This study examines experimentally the cooling performance of narrow impingement channels as could be cast-in in modern turbine airfoils. Full surface heat transfer coefficients are evaluated for the target plate and the sidewalls of the channels using the transient liquid crystal technique. Several narrow impingement channel geometries, consisting of a single row of five cooling holes, have been investigated composing a test matrix of nine different models. The experimental data are analyzed by means of various post-processing procedures aiming to clarify and quantify the effect of cooling hole offset position from the channel centerline on the local and average heat transfer coefficients and over a range of Reynolds numbers (11,100–86,000). The results indicated a noticeable effect of the jet pattern on the distribution of convection coefficients as well as similarities with conventional multi-jet impingement cooling systems.

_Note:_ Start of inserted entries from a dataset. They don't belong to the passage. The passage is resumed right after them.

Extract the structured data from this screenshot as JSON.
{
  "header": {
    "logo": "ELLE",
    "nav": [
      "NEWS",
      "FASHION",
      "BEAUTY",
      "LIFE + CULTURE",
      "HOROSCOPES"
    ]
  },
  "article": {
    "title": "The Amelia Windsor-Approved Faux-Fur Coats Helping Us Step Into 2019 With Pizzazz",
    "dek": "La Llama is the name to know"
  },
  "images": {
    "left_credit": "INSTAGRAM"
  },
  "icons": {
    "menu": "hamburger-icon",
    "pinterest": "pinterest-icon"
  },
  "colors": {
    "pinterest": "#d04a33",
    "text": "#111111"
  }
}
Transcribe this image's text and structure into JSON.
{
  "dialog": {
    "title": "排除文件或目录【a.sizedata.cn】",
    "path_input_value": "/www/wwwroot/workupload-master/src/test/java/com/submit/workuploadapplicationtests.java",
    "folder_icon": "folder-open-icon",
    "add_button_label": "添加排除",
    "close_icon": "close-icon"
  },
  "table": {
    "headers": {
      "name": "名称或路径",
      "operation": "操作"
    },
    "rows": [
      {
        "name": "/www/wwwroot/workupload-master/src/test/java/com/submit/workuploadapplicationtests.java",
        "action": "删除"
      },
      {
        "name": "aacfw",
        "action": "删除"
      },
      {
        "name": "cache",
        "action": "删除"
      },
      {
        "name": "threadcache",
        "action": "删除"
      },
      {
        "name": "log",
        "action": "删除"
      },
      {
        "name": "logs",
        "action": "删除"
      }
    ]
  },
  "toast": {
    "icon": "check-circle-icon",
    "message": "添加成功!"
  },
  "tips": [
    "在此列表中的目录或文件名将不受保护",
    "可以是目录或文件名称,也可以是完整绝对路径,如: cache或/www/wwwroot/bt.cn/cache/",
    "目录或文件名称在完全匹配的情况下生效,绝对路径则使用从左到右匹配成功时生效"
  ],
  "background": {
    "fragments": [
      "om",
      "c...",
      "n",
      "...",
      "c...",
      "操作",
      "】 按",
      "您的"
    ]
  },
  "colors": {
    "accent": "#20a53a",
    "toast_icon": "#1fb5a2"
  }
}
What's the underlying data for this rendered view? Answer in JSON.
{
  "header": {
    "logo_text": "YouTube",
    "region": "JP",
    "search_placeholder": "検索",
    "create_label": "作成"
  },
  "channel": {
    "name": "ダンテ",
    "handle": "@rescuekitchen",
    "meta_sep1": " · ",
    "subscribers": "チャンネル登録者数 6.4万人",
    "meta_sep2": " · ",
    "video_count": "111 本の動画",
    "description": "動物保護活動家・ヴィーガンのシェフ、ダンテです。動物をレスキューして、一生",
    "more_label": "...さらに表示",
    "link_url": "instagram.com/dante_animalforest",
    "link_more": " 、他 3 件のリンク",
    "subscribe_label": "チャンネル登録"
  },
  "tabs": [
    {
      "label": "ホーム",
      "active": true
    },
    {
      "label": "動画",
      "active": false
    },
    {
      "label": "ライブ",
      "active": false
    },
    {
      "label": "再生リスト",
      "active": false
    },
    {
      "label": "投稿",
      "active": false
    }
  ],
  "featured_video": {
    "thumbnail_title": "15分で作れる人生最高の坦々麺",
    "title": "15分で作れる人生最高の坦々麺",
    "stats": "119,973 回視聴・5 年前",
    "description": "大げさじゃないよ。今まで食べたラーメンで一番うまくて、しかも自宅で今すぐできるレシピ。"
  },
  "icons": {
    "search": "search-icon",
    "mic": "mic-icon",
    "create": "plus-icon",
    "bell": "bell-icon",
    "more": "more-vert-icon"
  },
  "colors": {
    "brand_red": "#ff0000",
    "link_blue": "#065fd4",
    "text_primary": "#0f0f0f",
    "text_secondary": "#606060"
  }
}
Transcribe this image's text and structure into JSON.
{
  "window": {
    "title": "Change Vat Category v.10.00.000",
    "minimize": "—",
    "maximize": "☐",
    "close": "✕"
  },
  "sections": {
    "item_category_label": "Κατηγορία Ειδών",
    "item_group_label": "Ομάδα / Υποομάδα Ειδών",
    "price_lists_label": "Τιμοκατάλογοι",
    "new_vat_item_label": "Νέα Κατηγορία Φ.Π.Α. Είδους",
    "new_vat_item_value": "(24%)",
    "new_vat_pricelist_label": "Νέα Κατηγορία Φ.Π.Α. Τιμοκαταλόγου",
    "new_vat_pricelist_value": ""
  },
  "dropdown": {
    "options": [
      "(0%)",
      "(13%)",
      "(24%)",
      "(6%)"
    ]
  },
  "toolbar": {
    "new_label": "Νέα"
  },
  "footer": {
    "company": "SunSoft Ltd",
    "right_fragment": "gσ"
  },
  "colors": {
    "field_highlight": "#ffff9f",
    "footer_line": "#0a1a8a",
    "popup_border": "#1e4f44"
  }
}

FIGURES IN THIS ARTICLE
<>
Copyright © 2014 by ASME
Your Session has timed out. Please sign back in to continue.

References

Figures

Grahic Jump Location
Fig. 1

Cast-in cooling channels in a turbine airfoil. Adopted from Lutum et al. [1].

Grahic Jump Location
Fig. 2

Impingement cooling test facility

Grahic Jump Location
Fig. 4

Plenum temperature history, ReD = 32,400, ΔT = 40 K

Grahic Jump Location
Fig. 3

Test models and impingement jet patterns

Grahic Jump Location
Fig. 9

Stagnation point lines

Grahic Jump Location
Fig. 5

Local NuD distribution on the centerline of the target plate for all examined ReD, X/D = Y/D = 5, Δy/Y = 0, (a) Z/D=1 and (b) Z/D=3

Grahic Jump Location
Fig. 6

Exponent m surface contours for the inline jet patterns (a) Z/D = 1, (b) Z/D = 2, and (c) Z/D = 3

Grahic Jump Location
Fig. 8

Local NuD distributions for different jet patterns. ReD = 32,400, X/D = Y/D = 5, (a) Z/D=1 and (b) Z/D=3.

Grahic Jump Location
Fig. 7

Heat transfer coefficient surface contours on the target plate and the sidewalls. X/D = Y/D = 5. ReD = 32,400, Δy/Y = 0: (a) Z/D = 1, (b) Z/D = 2, and (c) Z/D = 3; Δy/Y = 0.4: (d) Z/D = 1, (e) Z/D = 2, and (f) Z/D = 3; Δy/Y = 0.76: (g) Z/D = 1, (h) Z/D = 2, and (i) Z/D = 3.

Grahic Jump Location
Fig. 10

Spanwise-averaged NuD distributions for different jet patterns. ReD = 32,400, X/D = Y/D = 5, (a) Z/D=1 and (b) Z/D=3.

Grahic Jump Location
Fig. 11

Target plate and sidewall area averaged NuD as a function of ReD

Grahic Jump Location
Fig. 12

Channel pressure drop for all Z/D. Closed points: Δy/Y = 0, open points: Δy/Y = 0.76.

Tables

Errata

Discussions

Some tools below are only available to our subscribers or users with an online account.

Related Content

Customize your page view by dragging and repositioning the boxes below.

Related Journal Articles
Related eBook Content
Topic Collections

Sorry! You do not have access to this content. For assistance or to subscribe, please contact us:

  • TELEPHONE: 1-800-843-2763 (Toll-free in the USA)
  • EMAIL: asmedigitalcollection@asme.org
Sign In